by Arleigh Rodgers
I’ve hit on this topic a few times, but it’s only recently that I have started to explore Ithaca and the surrounding areas. Thanks to my car, I have much more liberty than a few years ago when I first started attending college without that handy form of transportation. Since then, I’ve become much more familiar with the city I call home for most of the year. I have explored restaurants, new outdoor activities, and shared my findings with my friends and family.
One of my favorite parts about Ithaca is how close all the gorges and waterfalls are. I’ve been to Buttermilk Falls a few times, but usually it’s during my summer preseason when I come to school early for field hockey. Our team once went to Buttermilk on a particularly warm August morning and hiked three miles. It was our rest day in a week of intense training and early mornings, but the view was always beautiful: waterfalls at every turn, lush green leaves — even the muddy tracks on the ground had a compelling pattern to follow.
However, only recently have I been to Buttermilk during the winter. It’s not a place I would usually go out of my way to see in the coldest season of the year because the hiking trail is closed off. But my boyfriend was visiting for the weekend — from Virginia no less, where the weather was almost always above 50 degrees — so I decided to bring him to a few noteworthy places we hadn’t visited before. One of the places was Buttermilk. I warned him it might not be anything crazy in the winter, that we might just be staring at blocks of ice while the cold, cold wind whipped around us. But how wrong I was.

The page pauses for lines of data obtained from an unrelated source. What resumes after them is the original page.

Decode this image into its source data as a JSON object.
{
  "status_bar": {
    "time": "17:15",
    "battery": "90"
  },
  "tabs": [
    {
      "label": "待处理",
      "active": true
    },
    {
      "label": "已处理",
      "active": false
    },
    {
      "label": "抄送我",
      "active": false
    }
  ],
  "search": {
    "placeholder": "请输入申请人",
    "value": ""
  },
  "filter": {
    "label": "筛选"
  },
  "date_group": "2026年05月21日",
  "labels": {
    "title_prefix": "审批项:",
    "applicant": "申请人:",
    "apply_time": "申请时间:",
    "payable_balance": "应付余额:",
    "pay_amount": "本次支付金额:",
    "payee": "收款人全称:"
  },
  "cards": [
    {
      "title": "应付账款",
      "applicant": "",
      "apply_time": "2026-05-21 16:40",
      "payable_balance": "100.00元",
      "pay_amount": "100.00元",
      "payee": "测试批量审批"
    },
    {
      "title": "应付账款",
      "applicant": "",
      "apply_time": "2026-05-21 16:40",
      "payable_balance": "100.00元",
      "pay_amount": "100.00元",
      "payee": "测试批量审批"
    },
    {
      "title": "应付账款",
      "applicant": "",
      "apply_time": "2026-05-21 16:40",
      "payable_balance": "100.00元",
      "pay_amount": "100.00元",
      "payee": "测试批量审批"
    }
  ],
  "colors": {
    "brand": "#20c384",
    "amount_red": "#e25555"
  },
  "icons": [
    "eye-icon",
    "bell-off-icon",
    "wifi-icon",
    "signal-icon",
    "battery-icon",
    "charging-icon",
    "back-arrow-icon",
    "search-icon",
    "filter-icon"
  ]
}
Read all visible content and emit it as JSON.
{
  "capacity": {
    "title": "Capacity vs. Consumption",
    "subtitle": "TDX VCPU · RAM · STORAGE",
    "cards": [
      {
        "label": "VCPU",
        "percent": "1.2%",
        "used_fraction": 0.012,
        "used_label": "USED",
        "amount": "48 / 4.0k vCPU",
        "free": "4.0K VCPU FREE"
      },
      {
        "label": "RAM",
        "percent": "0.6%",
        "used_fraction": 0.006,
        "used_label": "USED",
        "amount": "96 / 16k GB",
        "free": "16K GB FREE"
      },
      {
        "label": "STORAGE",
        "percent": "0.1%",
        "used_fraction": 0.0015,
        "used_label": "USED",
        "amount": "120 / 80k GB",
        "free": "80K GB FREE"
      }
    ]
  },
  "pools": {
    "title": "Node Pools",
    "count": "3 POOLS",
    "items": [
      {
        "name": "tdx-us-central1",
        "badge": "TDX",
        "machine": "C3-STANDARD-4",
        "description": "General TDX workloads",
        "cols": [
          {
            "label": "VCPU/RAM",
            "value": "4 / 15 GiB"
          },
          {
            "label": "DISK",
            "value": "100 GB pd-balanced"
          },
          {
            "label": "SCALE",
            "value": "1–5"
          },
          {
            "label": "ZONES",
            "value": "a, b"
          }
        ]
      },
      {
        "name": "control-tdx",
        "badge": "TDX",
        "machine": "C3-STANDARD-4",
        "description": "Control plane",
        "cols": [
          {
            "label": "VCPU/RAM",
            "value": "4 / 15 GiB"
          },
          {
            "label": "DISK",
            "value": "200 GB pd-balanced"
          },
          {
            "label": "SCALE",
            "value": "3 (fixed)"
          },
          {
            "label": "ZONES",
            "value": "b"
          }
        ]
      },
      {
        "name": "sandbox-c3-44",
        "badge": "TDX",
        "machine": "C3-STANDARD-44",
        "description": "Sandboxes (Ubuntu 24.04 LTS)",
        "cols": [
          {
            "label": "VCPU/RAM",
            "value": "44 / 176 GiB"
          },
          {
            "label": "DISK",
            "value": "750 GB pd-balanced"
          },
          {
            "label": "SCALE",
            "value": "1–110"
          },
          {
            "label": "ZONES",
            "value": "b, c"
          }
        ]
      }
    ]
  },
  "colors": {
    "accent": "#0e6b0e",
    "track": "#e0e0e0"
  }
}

The sculpture that towered before us was surely carved by many of the whipping winds and chilly evenings I had spent holed up in my room with a sweater on. The waterfall still had a constant stream of cold water cascading down its front, but most of it was frozen in chunks, icicles, and half-finished flourishes. It was mesmerizing and enthralling. We were really cold, but the view was worth it.
Little things like that keep my hope alive for Ithaca in the winter. While the sun may not beat down as brightly — if at all — gems like Buttermilk shine on instead.